Exercise prompt — State only the count of lines in the listing below that hold "JSON".

──────── Information

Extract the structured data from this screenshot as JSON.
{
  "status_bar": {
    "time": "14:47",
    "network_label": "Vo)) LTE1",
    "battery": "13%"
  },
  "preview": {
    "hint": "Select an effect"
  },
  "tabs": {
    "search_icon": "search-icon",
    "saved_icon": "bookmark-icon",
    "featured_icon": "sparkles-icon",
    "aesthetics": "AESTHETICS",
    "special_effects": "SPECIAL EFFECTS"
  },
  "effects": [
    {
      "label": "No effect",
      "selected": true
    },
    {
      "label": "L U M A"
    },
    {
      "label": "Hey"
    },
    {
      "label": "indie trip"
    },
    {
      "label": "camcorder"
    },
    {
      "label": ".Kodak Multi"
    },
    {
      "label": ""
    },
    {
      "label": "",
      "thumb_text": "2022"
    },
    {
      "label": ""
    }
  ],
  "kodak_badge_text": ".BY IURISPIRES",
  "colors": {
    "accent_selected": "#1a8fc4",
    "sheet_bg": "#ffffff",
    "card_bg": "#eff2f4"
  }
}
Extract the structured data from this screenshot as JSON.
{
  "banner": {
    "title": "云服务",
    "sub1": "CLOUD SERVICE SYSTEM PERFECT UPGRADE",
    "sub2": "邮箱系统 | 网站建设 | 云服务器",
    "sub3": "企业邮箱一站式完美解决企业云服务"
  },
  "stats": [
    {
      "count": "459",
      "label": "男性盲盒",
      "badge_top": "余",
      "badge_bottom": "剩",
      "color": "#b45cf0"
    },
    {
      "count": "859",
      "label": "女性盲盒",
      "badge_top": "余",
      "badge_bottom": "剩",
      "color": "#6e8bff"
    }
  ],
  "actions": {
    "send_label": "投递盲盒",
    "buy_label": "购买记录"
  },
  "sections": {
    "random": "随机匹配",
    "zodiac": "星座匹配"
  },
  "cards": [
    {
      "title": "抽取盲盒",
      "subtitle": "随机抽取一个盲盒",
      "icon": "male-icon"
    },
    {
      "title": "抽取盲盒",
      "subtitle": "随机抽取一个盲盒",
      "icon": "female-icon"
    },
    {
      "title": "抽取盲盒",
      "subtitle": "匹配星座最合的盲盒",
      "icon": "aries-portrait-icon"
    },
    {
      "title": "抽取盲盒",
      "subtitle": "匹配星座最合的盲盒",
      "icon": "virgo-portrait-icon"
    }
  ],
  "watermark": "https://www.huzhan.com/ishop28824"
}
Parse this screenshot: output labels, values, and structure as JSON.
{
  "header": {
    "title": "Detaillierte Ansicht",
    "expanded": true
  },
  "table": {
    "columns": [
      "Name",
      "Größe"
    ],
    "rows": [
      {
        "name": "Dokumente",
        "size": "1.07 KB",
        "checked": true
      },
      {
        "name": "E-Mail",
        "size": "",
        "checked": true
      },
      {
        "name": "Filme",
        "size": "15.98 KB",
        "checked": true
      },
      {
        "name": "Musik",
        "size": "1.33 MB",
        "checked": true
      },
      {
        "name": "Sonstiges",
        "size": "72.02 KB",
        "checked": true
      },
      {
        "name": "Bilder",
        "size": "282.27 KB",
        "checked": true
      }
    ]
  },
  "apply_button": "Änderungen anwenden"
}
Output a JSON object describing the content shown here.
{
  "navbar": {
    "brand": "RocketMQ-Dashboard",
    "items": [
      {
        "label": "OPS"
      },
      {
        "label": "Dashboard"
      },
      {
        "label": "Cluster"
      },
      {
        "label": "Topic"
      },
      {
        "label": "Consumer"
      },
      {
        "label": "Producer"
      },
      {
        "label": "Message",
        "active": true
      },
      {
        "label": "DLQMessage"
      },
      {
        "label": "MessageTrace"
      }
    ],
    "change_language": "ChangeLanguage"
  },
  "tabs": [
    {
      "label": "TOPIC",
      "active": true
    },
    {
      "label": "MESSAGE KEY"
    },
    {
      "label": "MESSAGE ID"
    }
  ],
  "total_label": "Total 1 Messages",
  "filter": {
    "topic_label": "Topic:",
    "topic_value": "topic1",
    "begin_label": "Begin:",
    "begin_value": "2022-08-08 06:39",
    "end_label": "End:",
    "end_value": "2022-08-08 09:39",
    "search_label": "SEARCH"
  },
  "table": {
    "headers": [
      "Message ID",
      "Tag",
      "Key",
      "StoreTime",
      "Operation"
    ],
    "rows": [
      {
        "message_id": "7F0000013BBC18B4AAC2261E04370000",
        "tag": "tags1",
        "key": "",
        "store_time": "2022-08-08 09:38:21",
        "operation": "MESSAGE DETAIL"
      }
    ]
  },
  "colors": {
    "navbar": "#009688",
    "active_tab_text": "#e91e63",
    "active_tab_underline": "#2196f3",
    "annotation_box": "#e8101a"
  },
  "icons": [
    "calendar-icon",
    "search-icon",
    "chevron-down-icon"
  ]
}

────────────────

Response for this exercise — 4